Prime examples of his work in the 1940s are The Sea Wolf (1941), Casablanca (1942) and Mildred Pierce (1945). During this period he also directed the World War 2 propaganda film Mission to Moscow (1943), which was commissioned at the request of president Franklin D. Roosevelt in support of the US and British ally, the Soviet Union, at that time holding down 80% of all German forces as they repelled the Nazi invasion of Russia. Other Curtiz efforts included Four Daughters (1938), Yankee Doodle Dandy (1942), Life With Father (1947), Young Man with a Horn and The Breaking Point (1950). While Curtiz himself had escaped Europe before the rise of Nazism, other members of his family were not as lucky. His sister’s family were sent to Auschwitz, where her husband died. Curtiz paid part of his own salary into the European Film Fund, a benevolent association which helped European refugees in the film business establish themselves in the US.

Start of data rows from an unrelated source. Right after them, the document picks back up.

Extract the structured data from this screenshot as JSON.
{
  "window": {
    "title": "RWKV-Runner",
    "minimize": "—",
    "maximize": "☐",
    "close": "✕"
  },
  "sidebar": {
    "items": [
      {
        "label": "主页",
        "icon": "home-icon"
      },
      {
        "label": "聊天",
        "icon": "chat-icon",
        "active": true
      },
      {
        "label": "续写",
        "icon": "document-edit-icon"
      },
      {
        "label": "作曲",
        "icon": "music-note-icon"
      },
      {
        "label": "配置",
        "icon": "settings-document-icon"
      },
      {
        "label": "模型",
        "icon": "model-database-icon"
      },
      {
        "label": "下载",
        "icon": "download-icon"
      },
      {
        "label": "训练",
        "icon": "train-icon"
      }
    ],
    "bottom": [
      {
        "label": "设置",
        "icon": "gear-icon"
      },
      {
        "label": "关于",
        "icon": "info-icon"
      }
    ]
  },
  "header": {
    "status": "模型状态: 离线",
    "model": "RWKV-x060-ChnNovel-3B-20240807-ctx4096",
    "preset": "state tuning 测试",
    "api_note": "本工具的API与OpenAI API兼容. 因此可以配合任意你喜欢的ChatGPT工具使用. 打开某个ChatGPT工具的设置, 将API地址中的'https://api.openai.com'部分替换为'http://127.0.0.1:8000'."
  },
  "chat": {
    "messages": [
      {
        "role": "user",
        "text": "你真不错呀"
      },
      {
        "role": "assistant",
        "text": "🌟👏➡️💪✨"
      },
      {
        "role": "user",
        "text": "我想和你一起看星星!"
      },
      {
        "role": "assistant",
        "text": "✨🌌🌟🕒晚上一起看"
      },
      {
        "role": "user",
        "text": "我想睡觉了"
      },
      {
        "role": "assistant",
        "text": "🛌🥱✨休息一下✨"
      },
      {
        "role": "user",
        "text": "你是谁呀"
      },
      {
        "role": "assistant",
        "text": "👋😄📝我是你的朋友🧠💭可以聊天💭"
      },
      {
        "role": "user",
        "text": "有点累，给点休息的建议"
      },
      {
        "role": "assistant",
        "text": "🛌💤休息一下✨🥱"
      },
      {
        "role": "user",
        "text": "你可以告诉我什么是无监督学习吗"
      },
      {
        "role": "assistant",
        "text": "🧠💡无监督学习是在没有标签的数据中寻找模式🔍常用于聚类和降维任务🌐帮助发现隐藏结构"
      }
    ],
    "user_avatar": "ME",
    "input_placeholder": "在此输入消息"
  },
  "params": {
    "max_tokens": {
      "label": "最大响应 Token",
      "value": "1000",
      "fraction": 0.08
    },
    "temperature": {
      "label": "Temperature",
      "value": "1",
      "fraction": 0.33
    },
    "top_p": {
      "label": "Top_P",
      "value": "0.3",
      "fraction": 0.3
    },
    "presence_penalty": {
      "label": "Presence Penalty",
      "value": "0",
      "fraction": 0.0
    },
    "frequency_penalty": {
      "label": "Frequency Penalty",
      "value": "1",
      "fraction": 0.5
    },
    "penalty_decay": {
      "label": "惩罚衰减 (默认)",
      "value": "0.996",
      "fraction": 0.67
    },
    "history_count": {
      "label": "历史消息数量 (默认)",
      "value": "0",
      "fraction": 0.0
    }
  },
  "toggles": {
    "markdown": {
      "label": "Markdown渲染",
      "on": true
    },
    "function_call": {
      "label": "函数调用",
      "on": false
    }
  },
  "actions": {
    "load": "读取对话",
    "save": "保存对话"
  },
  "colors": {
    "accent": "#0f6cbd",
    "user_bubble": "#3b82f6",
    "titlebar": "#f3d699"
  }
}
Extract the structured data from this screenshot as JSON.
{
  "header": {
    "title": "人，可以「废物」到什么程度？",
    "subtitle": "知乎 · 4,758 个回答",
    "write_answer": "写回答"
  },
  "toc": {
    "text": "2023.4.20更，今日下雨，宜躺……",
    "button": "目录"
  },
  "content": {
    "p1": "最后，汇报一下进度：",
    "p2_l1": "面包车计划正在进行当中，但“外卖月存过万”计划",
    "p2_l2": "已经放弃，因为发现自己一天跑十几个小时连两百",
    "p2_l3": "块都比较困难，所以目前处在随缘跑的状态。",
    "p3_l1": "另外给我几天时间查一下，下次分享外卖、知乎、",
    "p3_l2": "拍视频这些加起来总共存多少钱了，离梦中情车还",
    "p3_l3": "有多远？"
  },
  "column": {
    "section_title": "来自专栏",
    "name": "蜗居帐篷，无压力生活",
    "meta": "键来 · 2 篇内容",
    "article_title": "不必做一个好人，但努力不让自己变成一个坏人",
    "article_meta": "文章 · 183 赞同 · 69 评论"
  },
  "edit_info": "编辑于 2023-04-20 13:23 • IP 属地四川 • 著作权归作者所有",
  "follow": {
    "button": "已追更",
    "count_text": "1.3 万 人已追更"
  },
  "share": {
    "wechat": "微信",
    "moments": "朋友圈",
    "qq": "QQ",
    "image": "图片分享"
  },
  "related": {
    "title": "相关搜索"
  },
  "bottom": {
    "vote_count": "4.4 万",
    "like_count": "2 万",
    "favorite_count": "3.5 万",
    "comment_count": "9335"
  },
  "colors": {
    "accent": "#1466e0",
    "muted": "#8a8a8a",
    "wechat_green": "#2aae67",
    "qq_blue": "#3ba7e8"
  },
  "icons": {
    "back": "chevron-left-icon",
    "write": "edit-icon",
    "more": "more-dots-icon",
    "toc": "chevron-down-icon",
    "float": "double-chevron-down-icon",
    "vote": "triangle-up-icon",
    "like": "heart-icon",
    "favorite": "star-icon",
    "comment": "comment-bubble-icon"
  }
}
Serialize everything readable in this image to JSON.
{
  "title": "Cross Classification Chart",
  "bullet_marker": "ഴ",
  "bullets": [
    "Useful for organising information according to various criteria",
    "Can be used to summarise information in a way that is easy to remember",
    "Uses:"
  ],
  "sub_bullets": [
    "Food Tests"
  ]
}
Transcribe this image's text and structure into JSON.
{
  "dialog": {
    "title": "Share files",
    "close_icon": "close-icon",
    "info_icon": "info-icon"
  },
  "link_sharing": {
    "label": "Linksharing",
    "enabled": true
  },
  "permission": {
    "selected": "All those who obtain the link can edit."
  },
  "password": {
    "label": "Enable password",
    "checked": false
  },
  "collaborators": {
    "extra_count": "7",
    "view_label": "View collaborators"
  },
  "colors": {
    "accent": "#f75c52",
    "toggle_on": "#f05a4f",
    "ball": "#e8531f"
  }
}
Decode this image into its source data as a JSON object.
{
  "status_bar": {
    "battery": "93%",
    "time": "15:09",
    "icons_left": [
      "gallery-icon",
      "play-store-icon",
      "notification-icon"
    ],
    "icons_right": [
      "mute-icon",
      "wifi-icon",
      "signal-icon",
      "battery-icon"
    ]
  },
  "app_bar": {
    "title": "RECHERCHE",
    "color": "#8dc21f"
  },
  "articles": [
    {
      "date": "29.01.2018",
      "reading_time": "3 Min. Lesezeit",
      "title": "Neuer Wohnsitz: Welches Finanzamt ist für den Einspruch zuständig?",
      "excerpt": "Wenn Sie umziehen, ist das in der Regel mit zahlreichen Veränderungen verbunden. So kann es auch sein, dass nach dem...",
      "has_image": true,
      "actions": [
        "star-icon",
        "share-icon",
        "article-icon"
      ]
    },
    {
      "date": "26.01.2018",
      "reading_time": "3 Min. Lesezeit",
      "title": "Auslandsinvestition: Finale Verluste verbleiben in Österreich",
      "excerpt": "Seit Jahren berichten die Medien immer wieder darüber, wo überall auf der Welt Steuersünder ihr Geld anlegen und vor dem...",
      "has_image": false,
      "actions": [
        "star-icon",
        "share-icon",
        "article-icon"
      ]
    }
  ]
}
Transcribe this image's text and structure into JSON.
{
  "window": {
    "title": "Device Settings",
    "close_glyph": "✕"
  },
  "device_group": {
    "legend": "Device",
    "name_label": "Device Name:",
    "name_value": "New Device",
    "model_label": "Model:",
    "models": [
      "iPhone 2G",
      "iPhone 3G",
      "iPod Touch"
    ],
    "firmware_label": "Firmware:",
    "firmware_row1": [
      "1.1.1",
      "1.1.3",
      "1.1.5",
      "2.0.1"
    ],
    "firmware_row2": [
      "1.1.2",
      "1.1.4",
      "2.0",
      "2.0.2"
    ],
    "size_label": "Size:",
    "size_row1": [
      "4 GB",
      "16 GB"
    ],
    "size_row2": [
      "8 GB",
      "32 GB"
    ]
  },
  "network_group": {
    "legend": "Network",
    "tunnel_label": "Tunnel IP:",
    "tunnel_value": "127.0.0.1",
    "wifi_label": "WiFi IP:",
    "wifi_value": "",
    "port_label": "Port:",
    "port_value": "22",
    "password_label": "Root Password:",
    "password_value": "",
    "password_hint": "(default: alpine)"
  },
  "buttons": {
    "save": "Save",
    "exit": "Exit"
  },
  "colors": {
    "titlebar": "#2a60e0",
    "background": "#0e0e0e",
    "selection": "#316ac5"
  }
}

In the late 1940s, he made a new agreement with Warners under which the studio and his own production company were to share the costs and profits of his subsequent films. These films did poorly, however, whether as part of the changes in the film industry in this period or because Curtiz “had no skills in shaping the entirety of a picture”. Either way, as Curtiz himself said, “You are only appreciated so far as you carry the dough into the box office. They throw you into gutter next day”. The long partnership between director and studio descended into a bitter court battle. After his relationship with Warners broke down, Curtiz continued to direct on a freelance basis from 1954 onwards. The Egyptian (1954) (based on Mika Waltari’s novel about Sinuhe) for Fox starring Jean Simmons, Victor Mature and Gene Tierney. He directed many films for Paramount, including White Christmas (1954), starring Bing Crosby and Danny Kaye; We’re No Angels (1955), starring Humphrey Bogart; and King Creole (1958), starring Elvis Presley. His final film, The Comancheros, was released six months before his death from cancer on April 10, 1962, aged 75. (Curtiz was ill during the shoot, and star John Wayne directed the film on those days when Curtiz was too ill to work. Wayne refused to take a co-director credit, insisting that Curtiz be given sole credit for the film.) He is interred in the Forest Lawn Memorial Park Cemetery in Glendale, California.
- December, 24, 1886
- Budapest, Austria-Hungary
- April, 10, 1962
- Hollywood, California
Cause of Death
- Forest Lawn Memorial Park (Glendale)
- Glendale, California